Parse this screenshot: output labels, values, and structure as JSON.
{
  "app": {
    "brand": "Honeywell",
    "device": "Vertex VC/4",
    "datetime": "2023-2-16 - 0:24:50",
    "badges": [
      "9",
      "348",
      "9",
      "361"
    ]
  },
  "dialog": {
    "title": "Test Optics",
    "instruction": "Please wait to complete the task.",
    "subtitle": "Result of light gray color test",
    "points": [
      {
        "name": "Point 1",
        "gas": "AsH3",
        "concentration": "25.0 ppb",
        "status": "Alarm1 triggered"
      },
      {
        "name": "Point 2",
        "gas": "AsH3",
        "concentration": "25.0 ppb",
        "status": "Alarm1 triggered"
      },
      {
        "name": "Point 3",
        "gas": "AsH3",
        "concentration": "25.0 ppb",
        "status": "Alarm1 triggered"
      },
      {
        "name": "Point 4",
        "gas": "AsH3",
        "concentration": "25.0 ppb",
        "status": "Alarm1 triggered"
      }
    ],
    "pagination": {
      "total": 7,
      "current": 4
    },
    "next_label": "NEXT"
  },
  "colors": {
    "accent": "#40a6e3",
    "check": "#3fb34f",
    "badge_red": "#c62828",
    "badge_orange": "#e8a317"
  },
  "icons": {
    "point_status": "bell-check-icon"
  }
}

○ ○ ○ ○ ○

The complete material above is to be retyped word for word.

Parse this screenshot: output labels, values, and structure as JSON.
{
  "app": {
    "brand": "Honeywell",
    "device": "Vertex VC/4",
    "datetime": "2023-2-16 - 0:24:50",
    "badges": [
      "9",
      "348",
      "9",
      "361"
    ]
  },
  "dialog": {
    "title": "Test Optics",
    "instruction": "Please wait to complete the task.",
    "subtitle": "Result of light gray color test",
    "points": [
      {
        "name": "Point 1",
        "gas": "AsH3",
        "concentration": "25.0 ppb",
        "status": "Alarm1 triggered"
      },
      {
        "name": "Point 2",
        "gas": "AsH3",
        "concentration": "25.0 ppb",
        "status": "Alarm1 triggered"
      },
      {
        "name": "Point 3",
        "gas": "AsH3",
        "concentration": "25.0 ppb",
        "status": "Alarm1 triggered"
      },
      {
        "name": "Point 4",
        "gas": "AsH3",
        "concentration": "25.0 ppb",
        "status": "Alarm1 triggered"
      }
    ],
    "pagination": {
      "total": 7,
      "current": 4
    },
    "next_label": "NEXT"
  },
  "colors": {
    "accent": "#40a6e3",
    "check": "#3fb34f",
    "badge_red": "#c62828",
    "badge_orange": "#e8a317"
  },
  "icons": {
    "point_status": "bell-check-icon"
  }
}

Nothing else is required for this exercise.